In a new public service announcement, the Federal Bureau of Investigation (FBI) said that the amount of money lost to business email compromise (BEC) scams continue to grow each year, with a 65% increase in the identified global exposed losses between July 2019 and December 2021.

 Banks located in Thailand and Hong Kong were the primary international destinations of fraudulent funds. China, which ranked in the top two destinations in previous years, ranked third in 2021, followed by Mexico and Singapore.

From June 2016 until July 2019, IC3 received victim complaints regarding more than 241,000 domestic and international incidents, with a total exposed dollar loss of over $43 billion.

Image courtesy of the FBI

The IC3 has also received an increased number of BEC complaints involving cryptocurrency, which is popular among illicit actors due to the high degree of anonymity associated with it and the speed at which transactions occur. 


Two iterations of the BEC scam where cryptocurrency was utilized included a direct transfer to a cryptocurrency exchange (CE) or a "second hop" transfer to a CE. The victim is unaware that the funds are being sent to be converted to cryptocurrency in both situations.

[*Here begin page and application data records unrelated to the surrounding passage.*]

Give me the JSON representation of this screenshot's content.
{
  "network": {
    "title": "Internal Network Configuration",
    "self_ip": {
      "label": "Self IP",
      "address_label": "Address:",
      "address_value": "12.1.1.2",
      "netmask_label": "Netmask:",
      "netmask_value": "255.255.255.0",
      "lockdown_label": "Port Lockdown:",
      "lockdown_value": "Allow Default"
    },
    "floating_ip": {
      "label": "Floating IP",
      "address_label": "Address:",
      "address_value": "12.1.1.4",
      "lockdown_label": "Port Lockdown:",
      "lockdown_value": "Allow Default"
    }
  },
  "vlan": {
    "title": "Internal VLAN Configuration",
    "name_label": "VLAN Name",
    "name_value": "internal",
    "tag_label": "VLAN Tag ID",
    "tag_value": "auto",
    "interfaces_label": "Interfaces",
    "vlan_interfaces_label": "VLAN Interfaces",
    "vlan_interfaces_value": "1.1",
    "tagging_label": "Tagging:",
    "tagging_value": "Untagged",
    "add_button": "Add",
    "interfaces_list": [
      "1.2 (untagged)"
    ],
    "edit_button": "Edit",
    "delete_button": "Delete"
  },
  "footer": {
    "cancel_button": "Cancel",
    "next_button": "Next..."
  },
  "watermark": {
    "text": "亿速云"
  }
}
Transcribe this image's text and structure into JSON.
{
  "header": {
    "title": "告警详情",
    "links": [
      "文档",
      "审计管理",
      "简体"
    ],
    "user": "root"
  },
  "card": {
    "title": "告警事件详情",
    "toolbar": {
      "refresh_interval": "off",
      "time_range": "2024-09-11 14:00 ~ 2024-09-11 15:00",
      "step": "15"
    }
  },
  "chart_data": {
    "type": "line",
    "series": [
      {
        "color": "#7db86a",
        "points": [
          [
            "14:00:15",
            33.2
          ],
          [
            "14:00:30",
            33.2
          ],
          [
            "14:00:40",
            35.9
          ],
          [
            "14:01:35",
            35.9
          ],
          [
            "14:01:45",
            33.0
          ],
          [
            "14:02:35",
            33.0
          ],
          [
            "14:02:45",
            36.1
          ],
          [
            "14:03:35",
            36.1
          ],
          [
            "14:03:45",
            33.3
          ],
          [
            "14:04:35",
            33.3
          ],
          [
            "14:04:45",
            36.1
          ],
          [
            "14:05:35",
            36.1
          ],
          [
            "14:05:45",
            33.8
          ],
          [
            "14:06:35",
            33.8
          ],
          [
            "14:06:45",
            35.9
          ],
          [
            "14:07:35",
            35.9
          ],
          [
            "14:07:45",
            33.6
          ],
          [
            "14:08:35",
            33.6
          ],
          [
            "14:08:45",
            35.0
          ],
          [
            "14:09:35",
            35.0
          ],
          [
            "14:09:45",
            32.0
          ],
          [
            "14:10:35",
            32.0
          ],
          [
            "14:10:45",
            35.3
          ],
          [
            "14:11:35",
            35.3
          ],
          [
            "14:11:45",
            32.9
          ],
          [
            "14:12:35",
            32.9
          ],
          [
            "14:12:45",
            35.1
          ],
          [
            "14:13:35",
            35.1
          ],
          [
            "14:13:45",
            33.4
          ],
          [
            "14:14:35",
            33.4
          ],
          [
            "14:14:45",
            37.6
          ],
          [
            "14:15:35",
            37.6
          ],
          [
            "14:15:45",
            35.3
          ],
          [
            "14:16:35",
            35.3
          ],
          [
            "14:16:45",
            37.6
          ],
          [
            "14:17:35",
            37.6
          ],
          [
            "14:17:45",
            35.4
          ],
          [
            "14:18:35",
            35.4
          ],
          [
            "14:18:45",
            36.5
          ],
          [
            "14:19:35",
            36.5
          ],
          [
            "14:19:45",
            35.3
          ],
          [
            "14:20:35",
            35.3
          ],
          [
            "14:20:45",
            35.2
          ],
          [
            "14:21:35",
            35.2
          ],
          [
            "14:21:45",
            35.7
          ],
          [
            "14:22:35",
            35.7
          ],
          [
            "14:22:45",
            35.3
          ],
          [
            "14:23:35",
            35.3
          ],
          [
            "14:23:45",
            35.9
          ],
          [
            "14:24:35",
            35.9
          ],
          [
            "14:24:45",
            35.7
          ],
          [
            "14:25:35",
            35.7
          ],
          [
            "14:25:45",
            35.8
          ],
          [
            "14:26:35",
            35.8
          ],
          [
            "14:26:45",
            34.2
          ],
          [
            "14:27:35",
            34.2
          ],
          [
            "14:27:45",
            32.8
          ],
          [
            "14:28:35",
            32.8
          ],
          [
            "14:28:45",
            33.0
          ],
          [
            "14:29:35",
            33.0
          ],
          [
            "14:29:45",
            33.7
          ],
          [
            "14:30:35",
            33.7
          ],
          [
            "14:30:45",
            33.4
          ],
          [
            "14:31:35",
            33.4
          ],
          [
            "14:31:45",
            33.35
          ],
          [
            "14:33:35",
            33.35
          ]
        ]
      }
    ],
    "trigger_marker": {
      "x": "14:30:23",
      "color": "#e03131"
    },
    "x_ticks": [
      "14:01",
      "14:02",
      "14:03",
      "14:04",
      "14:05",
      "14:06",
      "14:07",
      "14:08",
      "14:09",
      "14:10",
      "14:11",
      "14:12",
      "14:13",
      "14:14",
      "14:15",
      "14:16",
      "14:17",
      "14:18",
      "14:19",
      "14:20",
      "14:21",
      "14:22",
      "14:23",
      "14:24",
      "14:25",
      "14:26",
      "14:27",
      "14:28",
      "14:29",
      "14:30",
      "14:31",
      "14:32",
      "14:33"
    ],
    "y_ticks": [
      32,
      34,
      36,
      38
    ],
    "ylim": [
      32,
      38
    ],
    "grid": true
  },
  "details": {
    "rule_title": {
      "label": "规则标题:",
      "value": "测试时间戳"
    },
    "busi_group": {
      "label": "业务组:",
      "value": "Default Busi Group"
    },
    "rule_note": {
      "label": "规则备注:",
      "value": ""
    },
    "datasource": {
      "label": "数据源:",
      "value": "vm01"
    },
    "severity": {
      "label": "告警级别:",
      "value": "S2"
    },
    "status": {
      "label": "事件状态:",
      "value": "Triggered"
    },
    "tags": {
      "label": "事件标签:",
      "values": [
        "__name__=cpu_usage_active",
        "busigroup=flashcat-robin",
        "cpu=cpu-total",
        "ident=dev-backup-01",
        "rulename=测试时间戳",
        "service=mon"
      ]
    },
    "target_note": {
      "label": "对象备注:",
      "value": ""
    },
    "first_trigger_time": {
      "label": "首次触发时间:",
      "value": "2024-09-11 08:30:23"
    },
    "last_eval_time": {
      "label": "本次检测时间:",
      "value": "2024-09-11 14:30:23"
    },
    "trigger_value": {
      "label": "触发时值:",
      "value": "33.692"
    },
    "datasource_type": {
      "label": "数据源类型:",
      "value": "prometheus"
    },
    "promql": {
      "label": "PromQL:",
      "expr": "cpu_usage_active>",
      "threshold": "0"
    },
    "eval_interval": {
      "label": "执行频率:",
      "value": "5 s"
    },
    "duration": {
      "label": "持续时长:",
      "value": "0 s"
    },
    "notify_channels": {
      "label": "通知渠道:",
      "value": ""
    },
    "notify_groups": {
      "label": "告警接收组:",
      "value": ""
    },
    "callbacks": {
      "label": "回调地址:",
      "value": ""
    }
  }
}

Andy Gill, Senior Security Consultant at LARES Consulting, says that the number of incidents reported by the ICI is likely low, as many incidents of this nature likely go unreported and are swept under the rug.


"BEC attacks continue to be one of the most active attack methods utilized by criminals because they work. If they didn't work as well as they do, the criminals would switch tactics to something with a larger ROI," Gill says. 


Victims prefer not to especially report incidents if the amount is quite small, but those who fall for larger financial fraud BEC that amounts to thousands or even sometimes millions of U.S. dollars must report the incident in the hope that they could recoup some of the losses, says Joseph Carson, chief security scientist and Advisory CISO at Delinea. A major challenge with BEC security incidents is that victims have to prove that the account was compromised and that the incident was not just human error, which can be difficult to gather as cybercriminals are pretty good at hiding tracks. 


"Most organizations who become victims of BEC are not resourced internally to deal with incident response or digital forensics, so they typically require external support," Carson adds. "Moving forward, I highly recommend that organizations seek expertise in the private sector for incident response and digital forensics and, at the same time, report the BEC crime to law enforcement. This will help accelerate the investigation with expert resources while the crime navigates the law enforcement chain of response."


A strong privileged access management (PAM) solution can help reduce the risk of BEC by adding additional security controls to sensitive, privileged accounts along with multi-factor authentication (MFA) and continuous verification, Carson explains. "It is also important that cyber awareness training is a top priority and always practice identity proofing techniques to verify the source of the requests."